Please report every line in the material below where the word "grid" is found.

### Data shown
====
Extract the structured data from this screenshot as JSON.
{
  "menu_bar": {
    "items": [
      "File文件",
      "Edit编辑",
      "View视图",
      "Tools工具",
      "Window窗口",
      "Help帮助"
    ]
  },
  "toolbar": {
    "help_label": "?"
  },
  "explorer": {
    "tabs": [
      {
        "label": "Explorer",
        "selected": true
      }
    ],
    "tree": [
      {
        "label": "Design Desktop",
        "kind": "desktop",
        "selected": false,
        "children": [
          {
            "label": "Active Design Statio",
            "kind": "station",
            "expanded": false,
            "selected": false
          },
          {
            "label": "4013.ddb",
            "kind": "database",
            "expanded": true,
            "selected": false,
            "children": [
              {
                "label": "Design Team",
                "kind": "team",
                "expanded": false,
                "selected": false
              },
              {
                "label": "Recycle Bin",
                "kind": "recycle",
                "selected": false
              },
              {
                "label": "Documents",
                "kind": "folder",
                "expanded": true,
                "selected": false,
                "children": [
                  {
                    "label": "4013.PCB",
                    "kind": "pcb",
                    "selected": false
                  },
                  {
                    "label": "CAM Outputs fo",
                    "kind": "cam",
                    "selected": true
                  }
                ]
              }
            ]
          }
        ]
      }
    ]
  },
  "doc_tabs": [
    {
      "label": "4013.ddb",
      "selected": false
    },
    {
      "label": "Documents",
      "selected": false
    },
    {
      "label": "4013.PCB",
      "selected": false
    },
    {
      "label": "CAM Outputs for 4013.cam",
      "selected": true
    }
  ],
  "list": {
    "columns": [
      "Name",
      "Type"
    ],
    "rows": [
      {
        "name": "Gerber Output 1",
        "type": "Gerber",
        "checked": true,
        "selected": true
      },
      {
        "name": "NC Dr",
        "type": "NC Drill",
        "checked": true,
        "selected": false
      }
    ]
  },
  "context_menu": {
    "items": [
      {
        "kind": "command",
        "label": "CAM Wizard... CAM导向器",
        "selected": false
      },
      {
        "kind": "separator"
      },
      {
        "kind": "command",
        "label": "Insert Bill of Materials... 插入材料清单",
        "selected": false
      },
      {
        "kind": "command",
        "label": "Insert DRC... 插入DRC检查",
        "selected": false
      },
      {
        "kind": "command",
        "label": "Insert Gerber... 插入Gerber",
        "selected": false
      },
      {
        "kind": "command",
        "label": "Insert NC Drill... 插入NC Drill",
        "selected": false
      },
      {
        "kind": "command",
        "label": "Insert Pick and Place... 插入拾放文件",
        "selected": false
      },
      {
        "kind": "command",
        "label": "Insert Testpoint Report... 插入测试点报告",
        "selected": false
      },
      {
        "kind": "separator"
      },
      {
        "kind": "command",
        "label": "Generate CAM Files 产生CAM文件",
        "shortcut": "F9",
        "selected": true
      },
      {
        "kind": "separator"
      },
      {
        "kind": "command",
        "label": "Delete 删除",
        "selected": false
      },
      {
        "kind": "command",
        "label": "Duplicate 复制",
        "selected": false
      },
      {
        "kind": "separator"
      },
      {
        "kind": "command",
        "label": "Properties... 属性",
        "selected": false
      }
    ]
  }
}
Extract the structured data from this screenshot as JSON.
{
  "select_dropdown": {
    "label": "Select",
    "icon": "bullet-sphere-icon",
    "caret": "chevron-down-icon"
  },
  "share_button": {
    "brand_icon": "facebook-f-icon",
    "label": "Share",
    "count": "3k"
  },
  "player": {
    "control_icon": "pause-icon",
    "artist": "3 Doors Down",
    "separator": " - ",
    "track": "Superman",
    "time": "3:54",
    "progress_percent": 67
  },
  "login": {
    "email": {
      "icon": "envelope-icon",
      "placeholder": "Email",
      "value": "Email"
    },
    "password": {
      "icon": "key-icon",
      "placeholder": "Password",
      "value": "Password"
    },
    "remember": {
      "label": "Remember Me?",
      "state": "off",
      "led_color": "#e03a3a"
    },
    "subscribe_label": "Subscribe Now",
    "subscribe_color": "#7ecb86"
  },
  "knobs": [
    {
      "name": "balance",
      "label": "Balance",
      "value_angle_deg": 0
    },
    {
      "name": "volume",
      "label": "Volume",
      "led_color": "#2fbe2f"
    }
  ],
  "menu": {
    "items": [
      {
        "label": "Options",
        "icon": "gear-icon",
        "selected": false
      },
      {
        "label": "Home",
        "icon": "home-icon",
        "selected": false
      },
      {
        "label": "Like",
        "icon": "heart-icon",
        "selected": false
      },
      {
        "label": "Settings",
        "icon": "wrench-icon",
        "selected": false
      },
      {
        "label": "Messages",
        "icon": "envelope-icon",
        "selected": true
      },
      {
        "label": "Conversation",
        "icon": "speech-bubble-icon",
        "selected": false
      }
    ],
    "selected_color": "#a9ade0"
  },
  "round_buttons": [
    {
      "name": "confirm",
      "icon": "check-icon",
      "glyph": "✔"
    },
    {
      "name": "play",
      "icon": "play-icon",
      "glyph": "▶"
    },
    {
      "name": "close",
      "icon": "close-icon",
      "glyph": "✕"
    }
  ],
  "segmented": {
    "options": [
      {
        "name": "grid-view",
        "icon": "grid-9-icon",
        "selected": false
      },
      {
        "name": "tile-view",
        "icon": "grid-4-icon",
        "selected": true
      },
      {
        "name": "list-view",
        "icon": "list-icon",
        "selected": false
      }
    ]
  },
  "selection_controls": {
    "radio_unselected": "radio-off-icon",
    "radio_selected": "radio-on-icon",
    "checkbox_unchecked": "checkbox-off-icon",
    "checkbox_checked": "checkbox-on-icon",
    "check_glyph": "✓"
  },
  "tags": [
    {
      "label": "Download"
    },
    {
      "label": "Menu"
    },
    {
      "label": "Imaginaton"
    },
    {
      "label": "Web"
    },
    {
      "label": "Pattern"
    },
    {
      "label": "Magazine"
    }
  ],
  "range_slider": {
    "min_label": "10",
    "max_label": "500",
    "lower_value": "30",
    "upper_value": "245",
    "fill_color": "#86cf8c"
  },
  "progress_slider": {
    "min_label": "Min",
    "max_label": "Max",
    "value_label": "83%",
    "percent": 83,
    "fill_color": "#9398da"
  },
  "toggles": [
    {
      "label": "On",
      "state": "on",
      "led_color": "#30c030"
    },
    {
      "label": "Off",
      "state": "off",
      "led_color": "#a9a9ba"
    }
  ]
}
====
### Answer to the exercise
        "name": "grid-view",
        "icon": "grid-9-icon",
        "icon": "grid-4-icon",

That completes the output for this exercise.